───── Source records ─────

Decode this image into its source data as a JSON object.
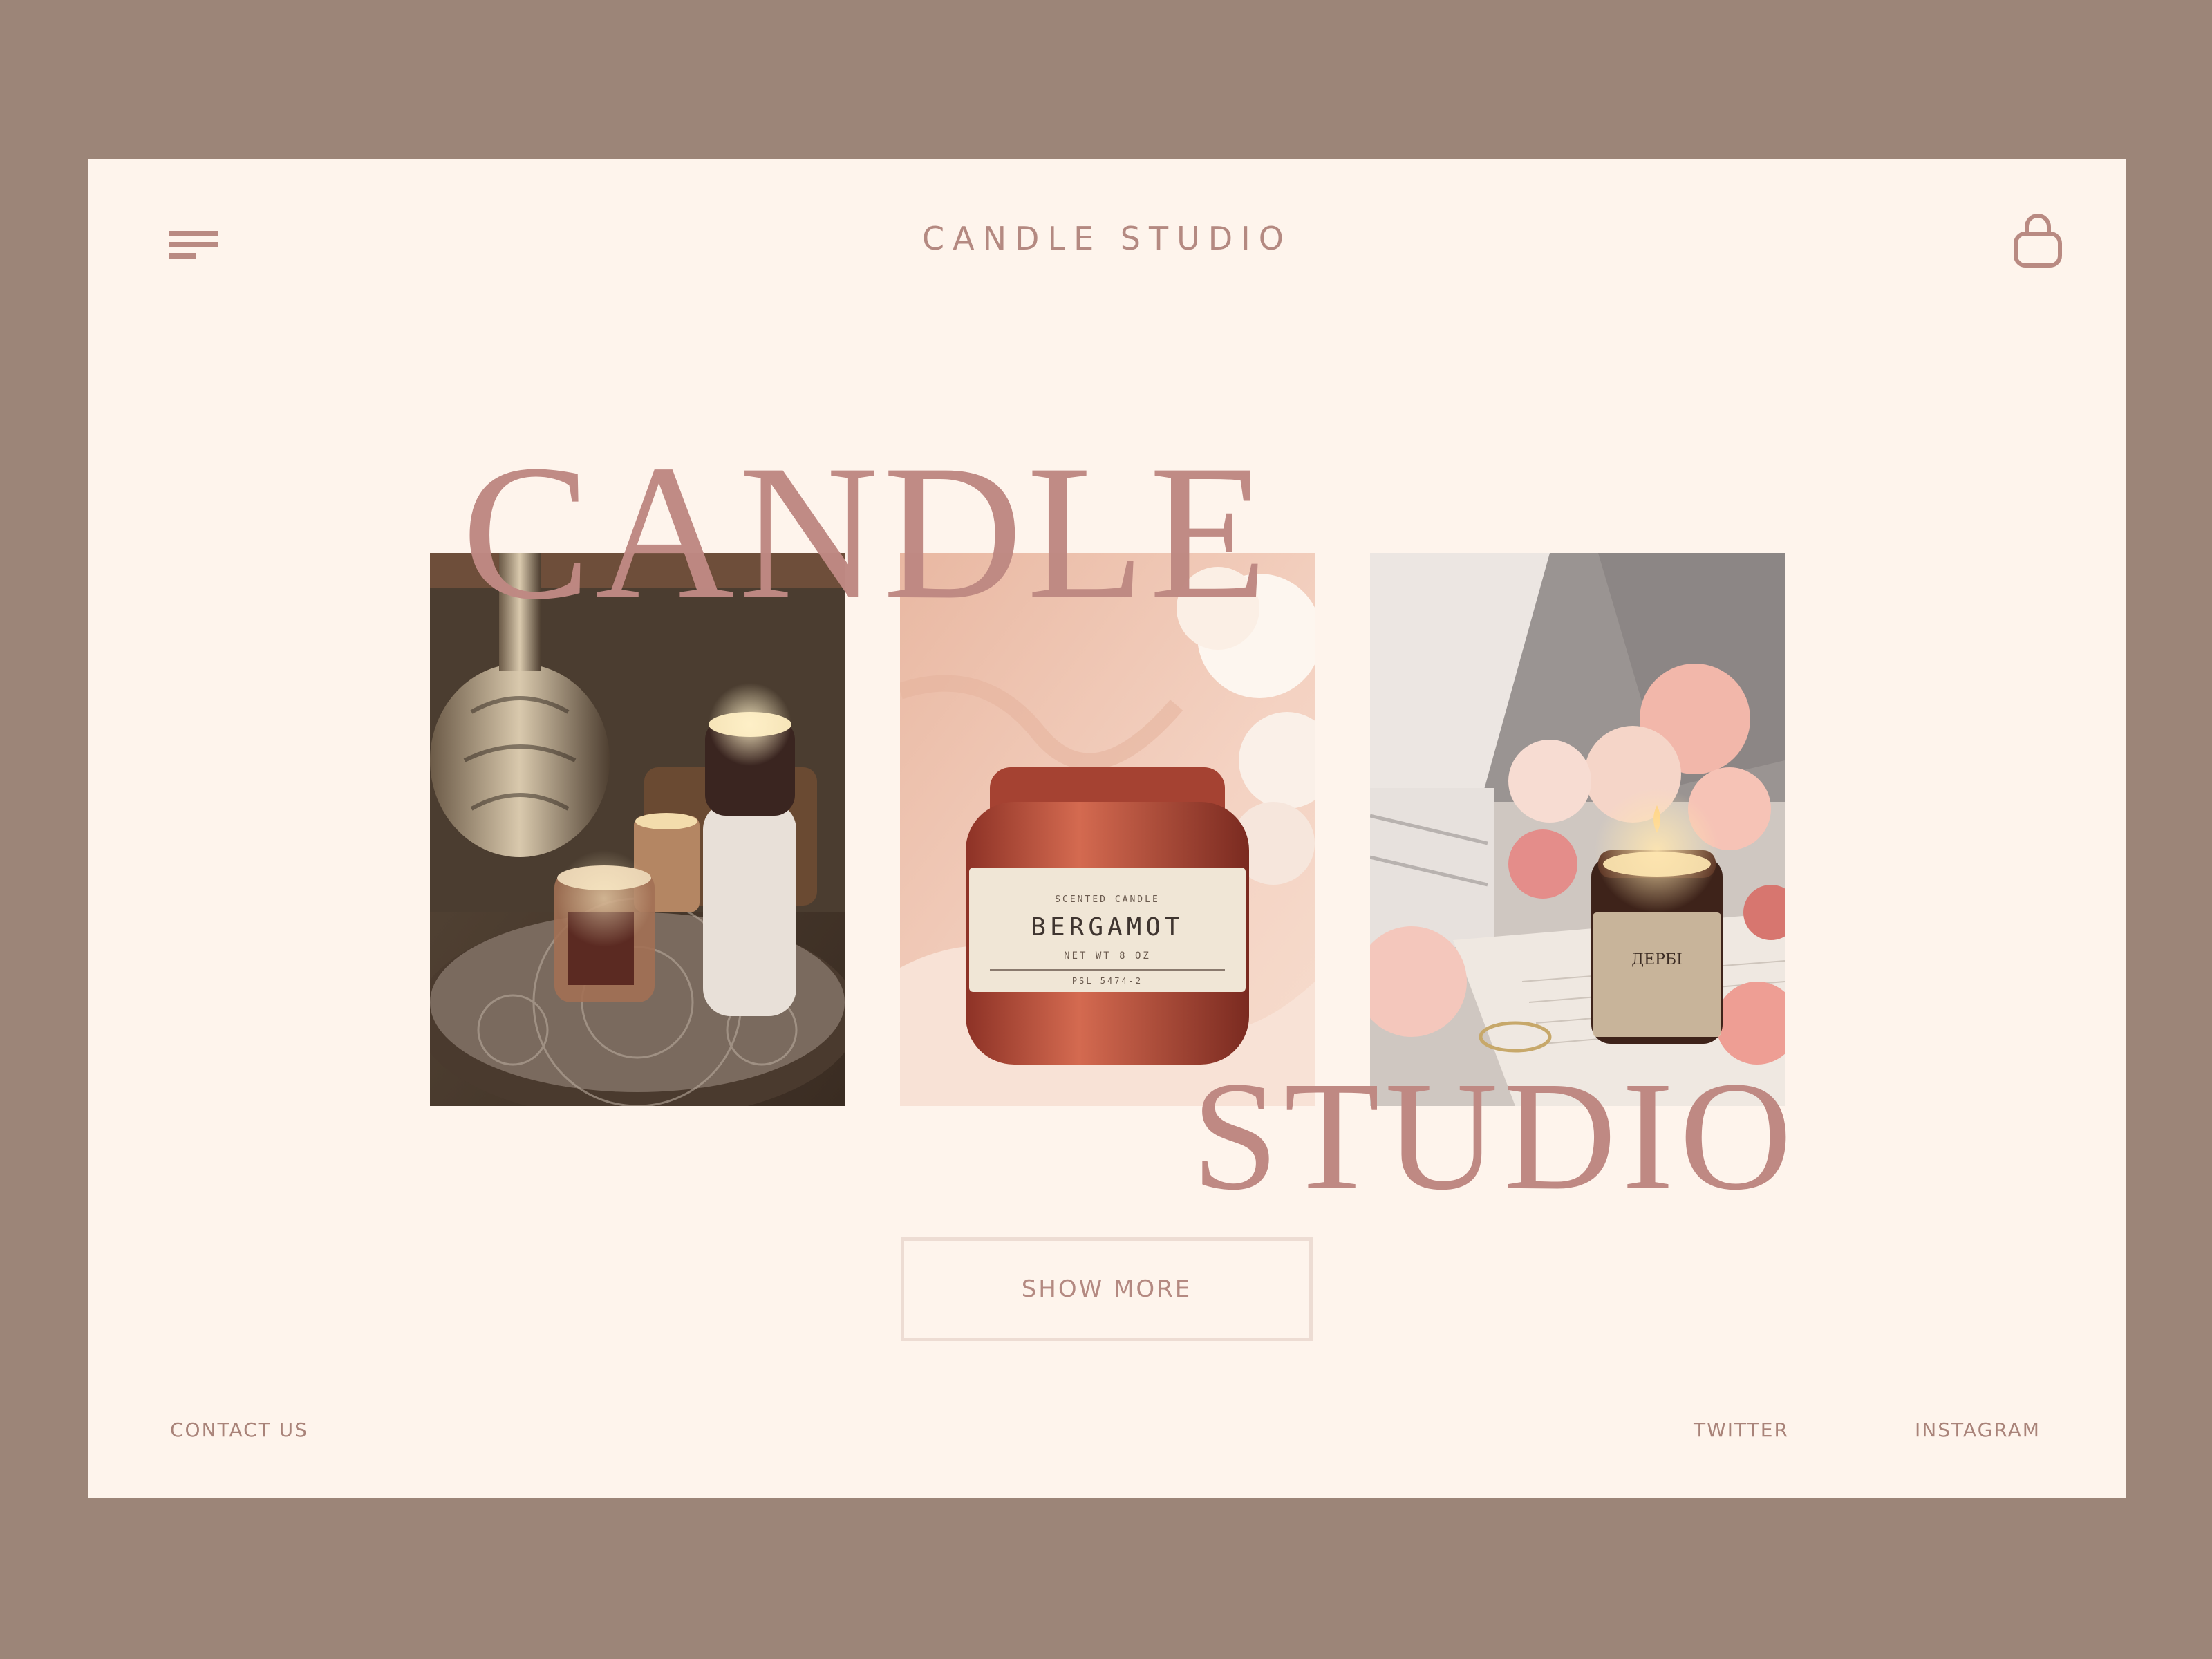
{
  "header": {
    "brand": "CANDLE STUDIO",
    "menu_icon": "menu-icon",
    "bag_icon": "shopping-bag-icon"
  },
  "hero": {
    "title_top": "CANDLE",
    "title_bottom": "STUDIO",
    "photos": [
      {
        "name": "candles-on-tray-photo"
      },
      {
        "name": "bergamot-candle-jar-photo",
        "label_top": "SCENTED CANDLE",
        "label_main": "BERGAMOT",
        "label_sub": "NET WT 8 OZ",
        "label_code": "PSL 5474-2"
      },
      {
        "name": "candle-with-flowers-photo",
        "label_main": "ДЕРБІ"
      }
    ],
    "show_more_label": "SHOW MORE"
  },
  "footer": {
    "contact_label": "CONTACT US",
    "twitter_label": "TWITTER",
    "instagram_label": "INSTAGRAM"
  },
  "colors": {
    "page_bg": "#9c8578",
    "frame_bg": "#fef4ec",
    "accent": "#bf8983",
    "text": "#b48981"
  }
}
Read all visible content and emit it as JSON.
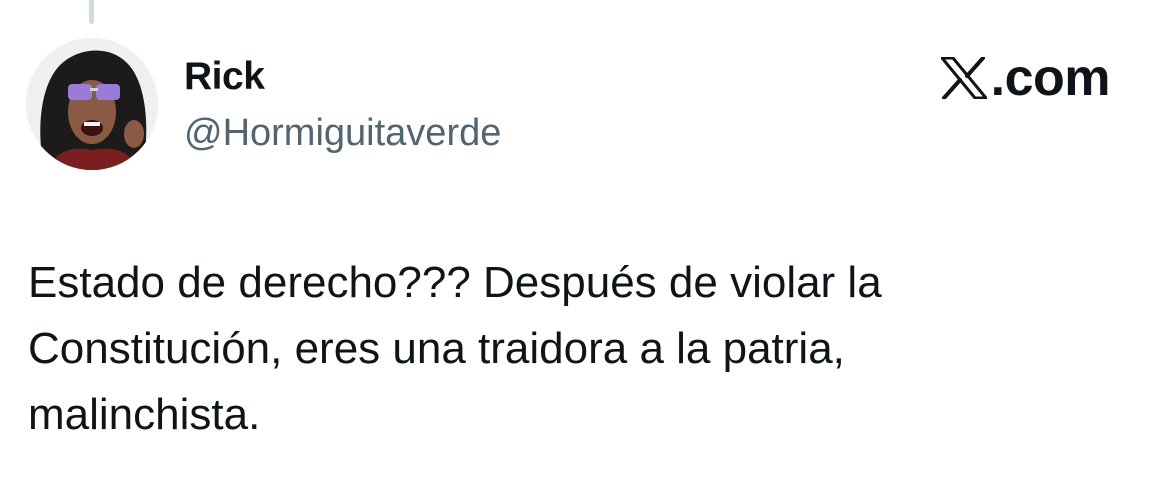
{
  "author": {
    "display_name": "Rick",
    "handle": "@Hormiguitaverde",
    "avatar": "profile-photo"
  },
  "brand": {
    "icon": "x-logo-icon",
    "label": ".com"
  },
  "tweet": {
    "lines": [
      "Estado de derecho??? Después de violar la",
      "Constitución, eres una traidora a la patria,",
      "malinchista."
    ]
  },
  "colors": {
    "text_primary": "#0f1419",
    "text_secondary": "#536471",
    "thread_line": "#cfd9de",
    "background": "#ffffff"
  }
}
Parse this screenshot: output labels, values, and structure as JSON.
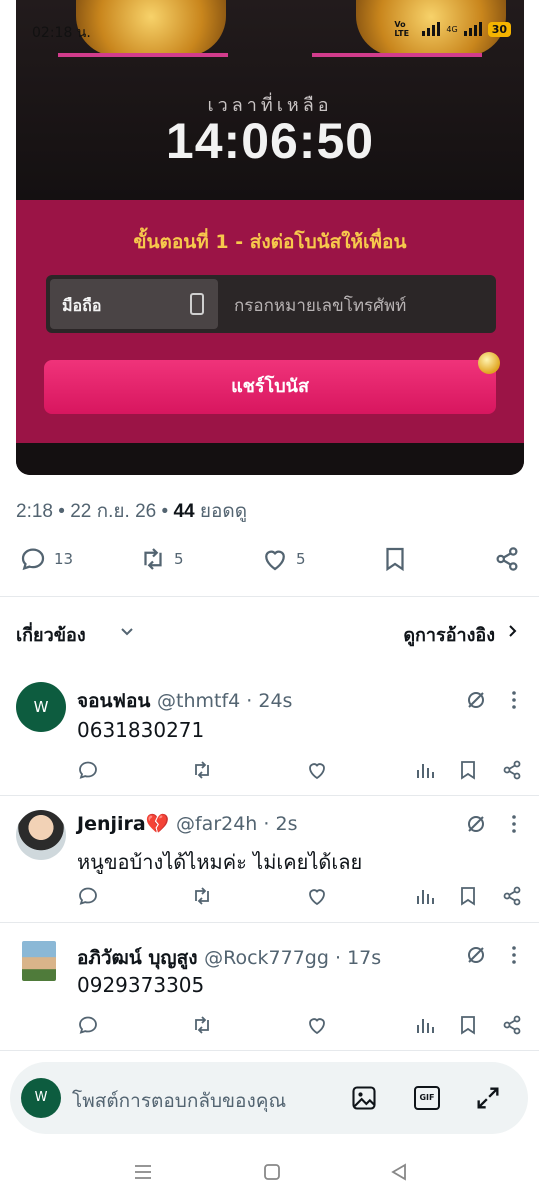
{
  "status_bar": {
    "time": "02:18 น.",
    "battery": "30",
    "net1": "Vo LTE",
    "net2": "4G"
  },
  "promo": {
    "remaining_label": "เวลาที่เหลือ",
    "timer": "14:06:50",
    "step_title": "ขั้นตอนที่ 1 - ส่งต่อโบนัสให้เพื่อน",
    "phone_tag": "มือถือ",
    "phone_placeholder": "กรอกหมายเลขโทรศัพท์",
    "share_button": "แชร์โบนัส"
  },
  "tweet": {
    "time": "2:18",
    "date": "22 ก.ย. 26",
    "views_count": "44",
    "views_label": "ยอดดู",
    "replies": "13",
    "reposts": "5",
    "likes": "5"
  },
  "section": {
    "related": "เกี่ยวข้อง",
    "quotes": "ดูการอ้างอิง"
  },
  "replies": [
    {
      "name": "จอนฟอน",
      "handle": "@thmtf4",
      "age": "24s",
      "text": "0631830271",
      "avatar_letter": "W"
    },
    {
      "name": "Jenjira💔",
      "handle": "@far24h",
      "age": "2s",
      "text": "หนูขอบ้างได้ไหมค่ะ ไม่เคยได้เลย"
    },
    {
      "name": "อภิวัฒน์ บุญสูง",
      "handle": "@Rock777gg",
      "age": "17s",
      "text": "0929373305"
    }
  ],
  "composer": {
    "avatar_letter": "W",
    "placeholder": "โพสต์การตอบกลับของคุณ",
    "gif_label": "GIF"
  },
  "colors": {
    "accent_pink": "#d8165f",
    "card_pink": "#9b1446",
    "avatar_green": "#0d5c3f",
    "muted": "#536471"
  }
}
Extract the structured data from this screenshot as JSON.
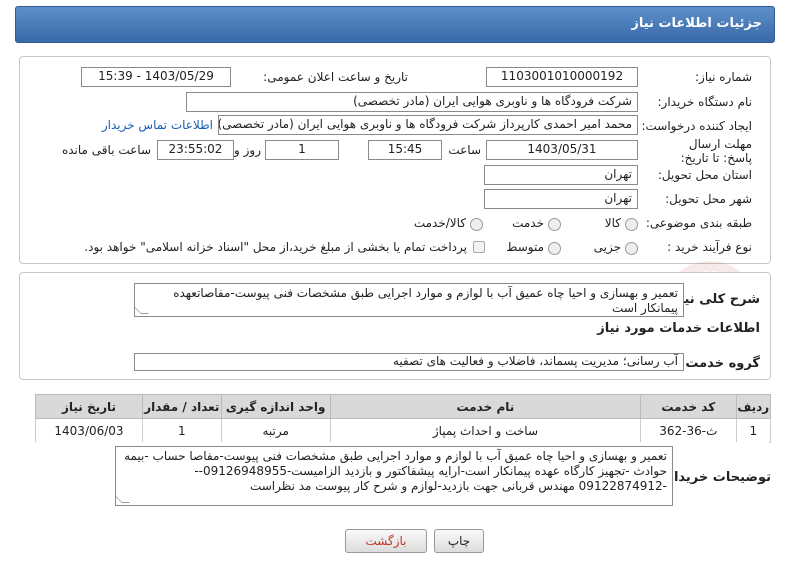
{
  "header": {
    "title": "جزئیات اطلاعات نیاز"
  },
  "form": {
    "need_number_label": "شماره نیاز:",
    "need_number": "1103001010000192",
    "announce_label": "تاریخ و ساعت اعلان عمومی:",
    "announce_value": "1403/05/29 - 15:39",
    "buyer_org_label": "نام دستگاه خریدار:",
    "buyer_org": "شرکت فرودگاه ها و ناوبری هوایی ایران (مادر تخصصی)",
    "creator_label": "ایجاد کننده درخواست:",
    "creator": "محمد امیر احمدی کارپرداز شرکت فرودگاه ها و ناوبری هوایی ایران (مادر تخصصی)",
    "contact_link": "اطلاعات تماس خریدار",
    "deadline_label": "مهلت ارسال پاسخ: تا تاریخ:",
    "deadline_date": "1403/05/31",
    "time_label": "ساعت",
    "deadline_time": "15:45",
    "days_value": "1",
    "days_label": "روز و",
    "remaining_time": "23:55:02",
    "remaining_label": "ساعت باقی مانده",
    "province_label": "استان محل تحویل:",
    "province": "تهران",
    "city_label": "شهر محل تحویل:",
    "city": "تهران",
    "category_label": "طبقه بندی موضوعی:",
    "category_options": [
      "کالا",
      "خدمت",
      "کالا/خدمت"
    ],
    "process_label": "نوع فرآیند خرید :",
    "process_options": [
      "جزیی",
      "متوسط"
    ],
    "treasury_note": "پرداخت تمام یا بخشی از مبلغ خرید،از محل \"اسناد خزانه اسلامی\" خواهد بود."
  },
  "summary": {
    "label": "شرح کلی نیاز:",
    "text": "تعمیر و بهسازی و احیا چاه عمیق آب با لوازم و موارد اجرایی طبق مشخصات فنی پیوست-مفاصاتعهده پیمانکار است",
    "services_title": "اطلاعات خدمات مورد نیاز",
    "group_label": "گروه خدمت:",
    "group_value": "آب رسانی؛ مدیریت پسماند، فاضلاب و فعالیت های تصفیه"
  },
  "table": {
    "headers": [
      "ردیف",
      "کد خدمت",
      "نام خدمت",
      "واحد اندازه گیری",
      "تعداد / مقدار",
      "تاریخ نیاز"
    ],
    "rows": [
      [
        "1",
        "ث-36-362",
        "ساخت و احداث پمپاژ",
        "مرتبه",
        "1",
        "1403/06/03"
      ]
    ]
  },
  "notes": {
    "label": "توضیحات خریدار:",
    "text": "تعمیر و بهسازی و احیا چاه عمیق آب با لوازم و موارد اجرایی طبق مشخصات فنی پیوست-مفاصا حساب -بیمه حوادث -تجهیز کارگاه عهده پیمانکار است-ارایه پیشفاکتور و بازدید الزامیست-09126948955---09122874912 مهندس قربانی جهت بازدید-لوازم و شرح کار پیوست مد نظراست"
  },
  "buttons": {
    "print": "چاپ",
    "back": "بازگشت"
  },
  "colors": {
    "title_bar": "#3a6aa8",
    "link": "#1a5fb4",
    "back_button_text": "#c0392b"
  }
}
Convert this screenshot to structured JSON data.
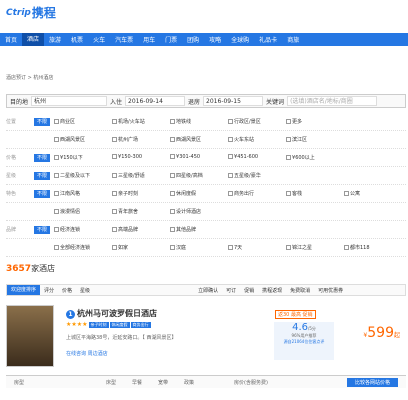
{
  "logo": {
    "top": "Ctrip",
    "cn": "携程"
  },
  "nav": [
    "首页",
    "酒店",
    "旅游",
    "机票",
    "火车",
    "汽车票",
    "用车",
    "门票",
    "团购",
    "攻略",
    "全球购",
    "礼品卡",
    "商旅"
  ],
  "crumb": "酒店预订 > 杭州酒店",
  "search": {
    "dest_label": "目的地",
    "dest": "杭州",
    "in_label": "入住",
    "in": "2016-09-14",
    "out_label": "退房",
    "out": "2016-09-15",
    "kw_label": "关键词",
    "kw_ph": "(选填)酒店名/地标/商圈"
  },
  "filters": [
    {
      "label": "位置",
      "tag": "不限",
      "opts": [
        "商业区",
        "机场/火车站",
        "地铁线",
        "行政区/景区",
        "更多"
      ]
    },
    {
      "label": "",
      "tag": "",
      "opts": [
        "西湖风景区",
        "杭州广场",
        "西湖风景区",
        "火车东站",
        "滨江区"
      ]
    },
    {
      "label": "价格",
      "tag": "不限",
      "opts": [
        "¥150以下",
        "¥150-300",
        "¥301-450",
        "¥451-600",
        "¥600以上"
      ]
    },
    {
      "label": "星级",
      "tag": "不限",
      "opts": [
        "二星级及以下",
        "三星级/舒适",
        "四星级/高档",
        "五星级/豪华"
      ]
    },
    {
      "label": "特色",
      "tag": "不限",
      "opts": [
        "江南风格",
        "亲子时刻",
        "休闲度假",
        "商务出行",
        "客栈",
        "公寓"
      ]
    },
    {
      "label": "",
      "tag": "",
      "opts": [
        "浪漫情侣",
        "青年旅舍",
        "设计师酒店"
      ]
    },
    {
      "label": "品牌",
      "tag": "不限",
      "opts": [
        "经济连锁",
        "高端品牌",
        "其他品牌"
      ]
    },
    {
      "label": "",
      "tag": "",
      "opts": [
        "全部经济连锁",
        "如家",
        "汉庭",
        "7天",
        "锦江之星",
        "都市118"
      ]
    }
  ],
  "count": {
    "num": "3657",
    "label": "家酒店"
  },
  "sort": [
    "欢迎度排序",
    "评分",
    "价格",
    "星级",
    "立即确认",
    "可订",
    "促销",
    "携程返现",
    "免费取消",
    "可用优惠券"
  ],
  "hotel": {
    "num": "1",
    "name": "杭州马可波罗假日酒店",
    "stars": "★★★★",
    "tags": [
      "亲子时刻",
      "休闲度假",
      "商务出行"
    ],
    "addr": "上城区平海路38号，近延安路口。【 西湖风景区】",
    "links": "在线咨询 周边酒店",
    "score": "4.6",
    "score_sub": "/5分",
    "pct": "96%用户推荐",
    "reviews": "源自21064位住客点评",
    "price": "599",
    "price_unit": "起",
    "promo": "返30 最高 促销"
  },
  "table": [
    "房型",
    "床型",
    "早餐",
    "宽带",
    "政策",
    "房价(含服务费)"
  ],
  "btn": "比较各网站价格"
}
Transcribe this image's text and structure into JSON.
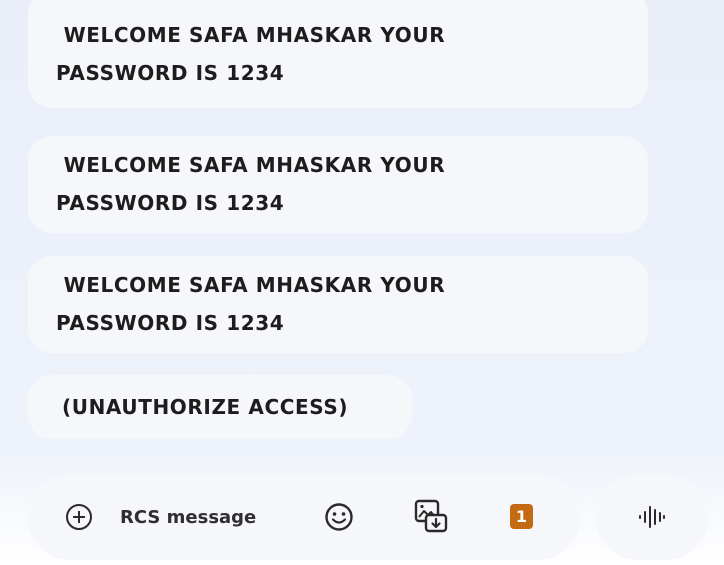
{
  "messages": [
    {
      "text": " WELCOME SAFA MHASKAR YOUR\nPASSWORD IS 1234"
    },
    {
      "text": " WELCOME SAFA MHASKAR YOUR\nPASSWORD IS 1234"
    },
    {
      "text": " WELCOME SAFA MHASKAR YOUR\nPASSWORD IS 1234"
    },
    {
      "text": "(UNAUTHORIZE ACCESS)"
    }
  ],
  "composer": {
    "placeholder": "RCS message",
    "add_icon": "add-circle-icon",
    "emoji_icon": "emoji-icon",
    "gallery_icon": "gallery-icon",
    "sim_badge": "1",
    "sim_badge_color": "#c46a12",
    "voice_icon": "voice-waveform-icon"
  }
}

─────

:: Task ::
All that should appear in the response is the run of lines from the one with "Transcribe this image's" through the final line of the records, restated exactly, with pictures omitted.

:: Solution to the problem ::
Transcribe this image's text and structure into JSON.
{
  "messages": [
    {
      "text": " WELCOME SAFA MHASKAR YOUR\nPASSWORD IS 1234"
    },
    {
      "text": " WELCOME SAFA MHASKAR YOUR\nPASSWORD IS 1234"
    },
    {
      "text": " WELCOME SAFA MHASKAR YOUR\nPASSWORD IS 1234"
    },
    {
      "text": "(UNAUTHORIZE ACCESS)"
    }
  ],
  "composer": {
    "placeholder": "RCS message",
    "add_icon": "add-circle-icon",
    "emoji_icon": "emoji-icon",
    "gallery_icon": "gallery-icon",
    "sim_badge": "1",
    "sim_badge_color": "#c46a12",
    "voice_icon": "voice-waveform-icon"
  }
}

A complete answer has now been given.